CD19-targeted chimeric antigen receptor (CAR) T-cell therapy has a high initial response in patients with B-cell acute lymphoblastic leukemia (B-ALL), but most patients still progress after CAR-T therapy. Patients who progress have a poor prognosis, despite some achieving remission after salvage therapy, and this remains an unmet clinical need, according to research published in Blood.
Patients with relapsed/refractory B-ALL have high rates of adverse events with CAR-T therapy, and 30% to 60% eventually relapse. The researchers described the clinical characteristics and outcomes of patients with B-ALL who progressed after CD19 CAR-T therapy.
A total of 56 adult patients received CAR T-cell therapy at Memorial Sloan Kettering Cancer Center (MSKCC). There were 45 patients who achieved complete remission (CR). A total of 38 patients (68%) relapsed during a median follow-up period of 44.7 months; 9 of those patients were refractory to the CAR-T therapy.
The median overall survival (OS) was 13 months, with a 3-year event-free survival (EFS) of 16.1% for the entire cohort. Of the 38 patients who relapsed, 21 (55%) had high-risk cytogenetic abnormalities.
The median time from CAR-T therapy to relapse was 6.6 months.
Higher disease burden before CAR-T therapy was the only risk factor significantly associated with relapse (hazard ratio [HR], 2.2; P =.02). Prior treatment with blinatumomab or inotuzumab was not significantly associated with relapse risk and OS after progression after CAR-T therapy.
A total of 30 of the 38 patients who progressed received salvage treatment: 6 received multiagent chemotherapy, 18 received nonintensive therapy, 3 received blinatumomab or inotuzumab, and 3 received CAR-T reinfusion as the first salvage therapy.
There were 24 patients who were available for evaluation, 8 achieved CR after the first salvage therapy, 4 achieved CR after a second salvage therapy, and 1 achieved CR after 3 or more lines of salvage treatment. Patients who achieved CR with salvage therapy had a median OS of 16.2 months compared with a median OS of 4.6 months for patients who did not respond to salvage treatment.
Of the 38 patients who progressed after CAR T-cell therapy, 82% (31 patients) died. The median OS was 7.5 months.
The authors recommend that future studies evaluate the optimal sequence of antibody-based and cellular immunotherapies in patients with B-ALL.
Disclosure: Some study authors declared affiliations with biotech, pharmaceutical, and/or device companies. Please see the original reference for a full list of authors’ disclosures.

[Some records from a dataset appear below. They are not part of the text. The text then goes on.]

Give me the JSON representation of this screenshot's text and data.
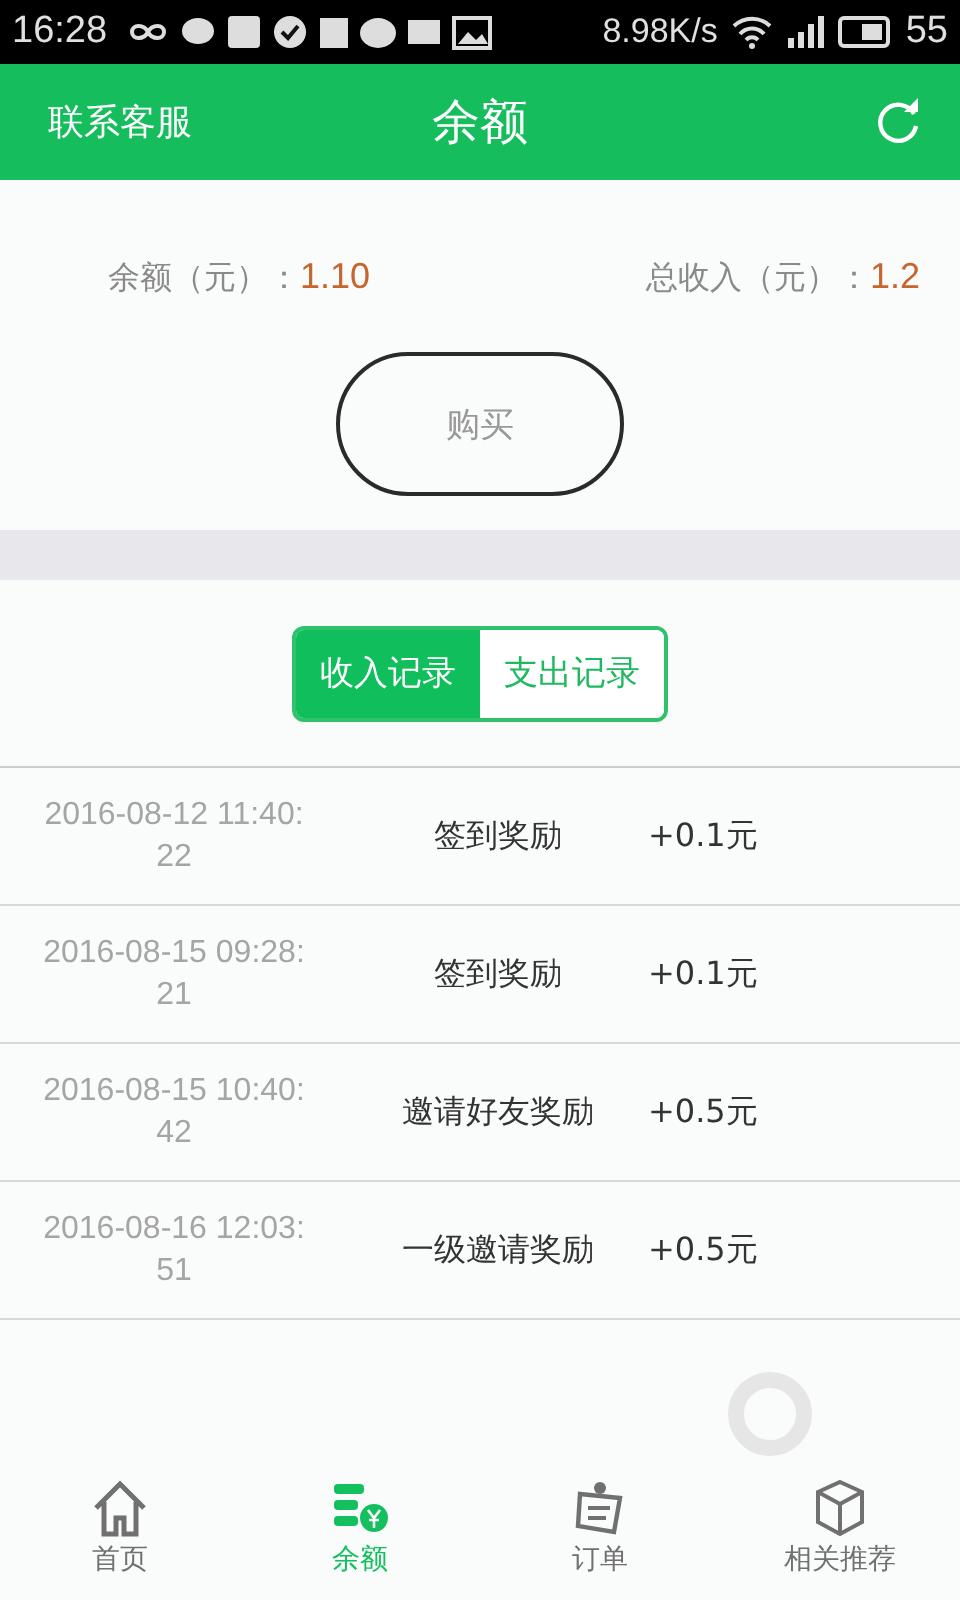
{
  "status_bar": {
    "time": "16:28",
    "speed": "8.98K/s",
    "battery": "55"
  },
  "header": {
    "left": "联系客服",
    "title": "余额"
  },
  "summary": {
    "balance_label": "余额（元）：",
    "balance": "1.10",
    "income_label": "总收入（元）：",
    "income": "1.2",
    "buy": "购买"
  },
  "tabs": [
    {
      "label": "收入记录",
      "selected": true
    },
    {
      "label": "支出记录",
      "selected": false
    }
  ],
  "records": [
    {
      "time": "2016-08-12 11:40:22",
      "event": "签到奖励",
      "amount": "+0.1元"
    },
    {
      "time": "2016-08-15 09:28:21",
      "event": "签到奖励",
      "amount": "+0.1元"
    },
    {
      "time": "2016-08-15 10:40:42",
      "event": "邀请好友奖励",
      "amount": "+0.5元"
    },
    {
      "time": "2016-08-16 12:03:51",
      "event": "一级邀请奖励",
      "amount": "+0.5元"
    }
  ],
  "nav": [
    {
      "label": "首页",
      "kind": "home",
      "selected": false
    },
    {
      "label": "余额",
      "kind": "coins",
      "selected": true
    },
    {
      "label": "订单",
      "kind": "order",
      "selected": false
    },
    {
      "label": "相关推荐",
      "kind": "box",
      "selected": false
    }
  ]
}
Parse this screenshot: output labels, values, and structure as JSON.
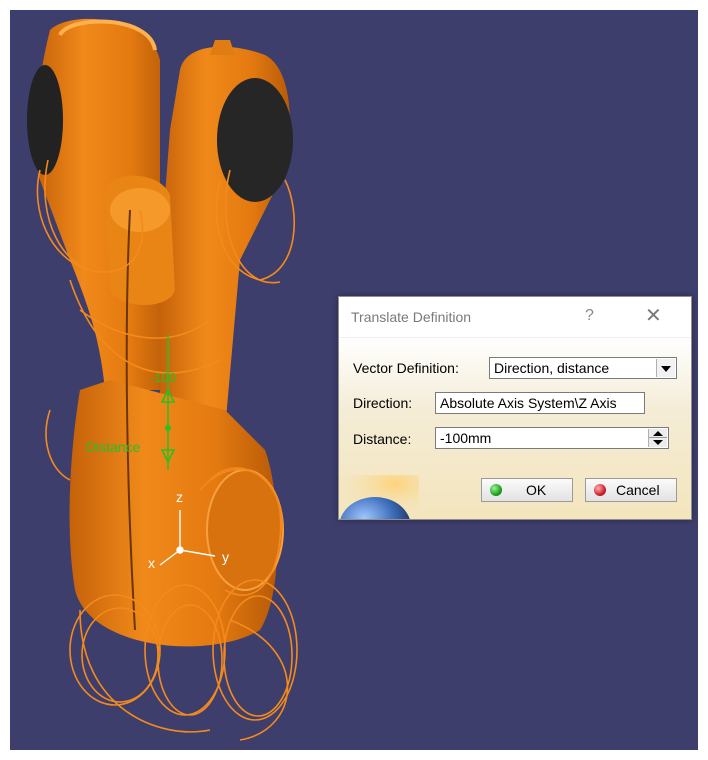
{
  "viewport": {
    "background": "#3e3e6c",
    "part_color": "#e07d12",
    "wire_color": "#f07d10",
    "dim_color": "#22c322",
    "dimension_value": "-100",
    "dimension_label": "Distance",
    "axis_x": "x",
    "axis_y": "y",
    "axis_z": "z"
  },
  "dialog": {
    "title": "Translate Definition",
    "help": "?",
    "close": "✕",
    "vector_definition_label": "Vector Definition:",
    "vector_definition_value": "Direction, distance",
    "direction_label": "Direction:",
    "direction_value": "Absolute Axis System\\Z Axis",
    "distance_label": "Distance:",
    "distance_value": "-100mm",
    "ok_label": "OK",
    "cancel_label": "Cancel",
    "ok_color": "#1ea01e",
    "cancel_color": "#d0202a"
  }
}
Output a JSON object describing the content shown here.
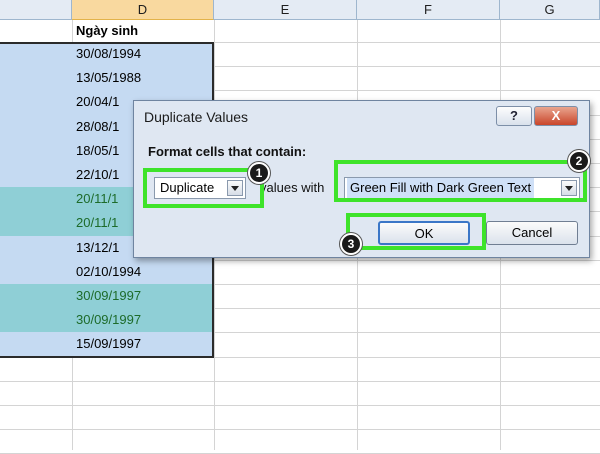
{
  "spreadsheet": {
    "columns": [
      "D",
      "E",
      "F",
      "G"
    ],
    "header_cell": "Ngày sinh",
    "rows": [
      {
        "value": "30/08/1994",
        "style": "blue"
      },
      {
        "value": "13/05/1988",
        "style": "blue"
      },
      {
        "value": "20/04/1",
        "style": "blue"
      },
      {
        "value": "28/08/1",
        "style": "blue"
      },
      {
        "value": "18/05/1",
        "style": "blue"
      },
      {
        "value": "22/10/1",
        "style": "blue"
      },
      {
        "value": "20/11/1",
        "style": "teal"
      },
      {
        "value": "20/11/1",
        "style": "teal"
      },
      {
        "value": "13/12/1",
        "style": "blue"
      },
      {
        "value": "02/10/1994",
        "style": "blue"
      },
      {
        "value": "30/09/1997",
        "style": "teal"
      },
      {
        "value": "30/09/1997",
        "style": "teal"
      },
      {
        "value": "15/09/1997",
        "style": "blue"
      }
    ]
  },
  "dialog": {
    "title": "Duplicate Values",
    "help_label": "?",
    "close_label": "X",
    "format_label": "Format cells that contain:",
    "type_value": "Duplicate",
    "values_with_label": "values with",
    "format_value": "Green Fill with Dark Green Text",
    "ok_label": "OK",
    "cancel_label": "Cancel"
  },
  "annotations": [
    "1",
    "2",
    "3"
  ],
  "colors": {
    "highlight": "#3ee32a",
    "cell_blue": "#c5daf2",
    "cell_teal": "#8fcfd6",
    "dark_green_text": "#1d6b2a"
  }
}
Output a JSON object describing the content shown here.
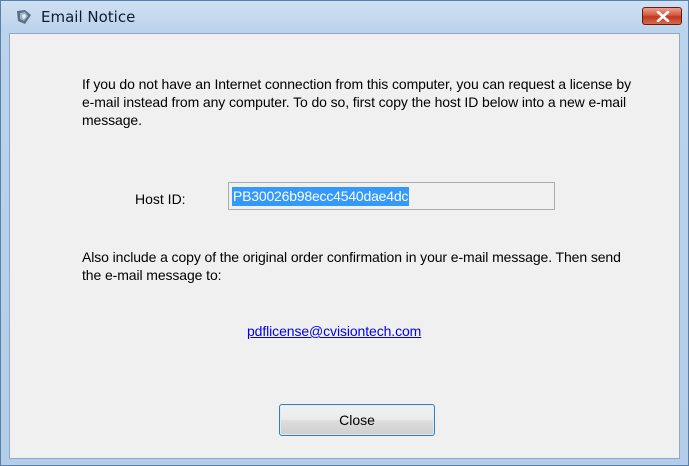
{
  "window": {
    "title": "Email Notice",
    "icon": "app-icon",
    "close_icon": "close-x-icon"
  },
  "intro_text": "If you do not have an Internet connection from this computer, you can request a license by e-mail instead from any computer.  To do so, first copy the host ID below into a new e-mail message.",
  "host": {
    "label": "Host ID:",
    "value": "PB30026b98ecc4540dae4dc"
  },
  "also_text": "Also include a copy of the original order confirmation in your e-mail message.  Then send the e-mail message to:",
  "email": "pdflicense@cvisiontech.com",
  "close_button_label": "Close",
  "colors": {
    "selection": "#3399ff",
    "link": "#0000ee",
    "close_red": "#c0371e"
  }
}
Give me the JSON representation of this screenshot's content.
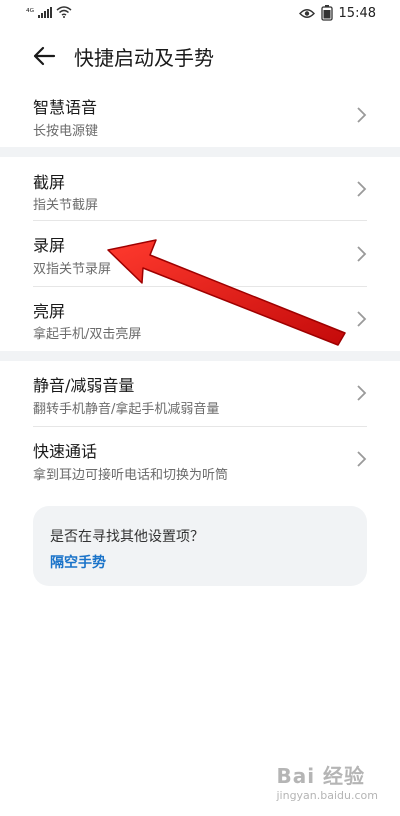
{
  "status_bar": {
    "carrier_tag": "⁴ᴳ",
    "time": "15:48",
    "eye_icon": "eye-comfort-icon",
    "battery_icon": "battery-icon",
    "wifi_icon": "wifi-icon"
  },
  "header": {
    "back_icon": "back-arrow-icon",
    "title": "快捷启动及手势"
  },
  "sections": [
    {
      "items": [
        {
          "title": "智慧语音",
          "subtitle": "长按电源键"
        }
      ]
    },
    {
      "items": [
        {
          "title": "截屏",
          "subtitle": "指关节截屏"
        },
        {
          "title": "录屏",
          "subtitle": "双指关节录屏"
        },
        {
          "title": "亮屏",
          "subtitle": "拿起手机/双击亮屏"
        }
      ]
    },
    {
      "items": [
        {
          "title": "静音/减弱音量",
          "subtitle": "翻转手机静音/拿起手机减弱音量"
        },
        {
          "title": "快速通话",
          "subtitle": "拿到耳边可接听电话和切换为听筒"
        }
      ]
    }
  ],
  "suggestion": {
    "question": "是否在寻找其他设置项？",
    "link": "隔空手势"
  },
  "annotation": {
    "arrow_color": "#e01010",
    "arrow_icon": "red-annotation-arrow"
  },
  "watermark": {
    "main": "Bai 经验",
    "sub": "jingyan.baidu.com"
  },
  "colors": {
    "accent": "#1a73c9",
    "section_bg": "#f1f3f5"
  }
}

Wudhikarn K, Flynn JR, Rivière I, et al. Interventions and outcomes of adult patients with B-ALL progressing after CD19 chimeric antigen receptor T-cell therapy. Blood. 2021;138(7):531-543. doi:10.1182/blood.2020009515
This article originally appeared on Hematology Advisor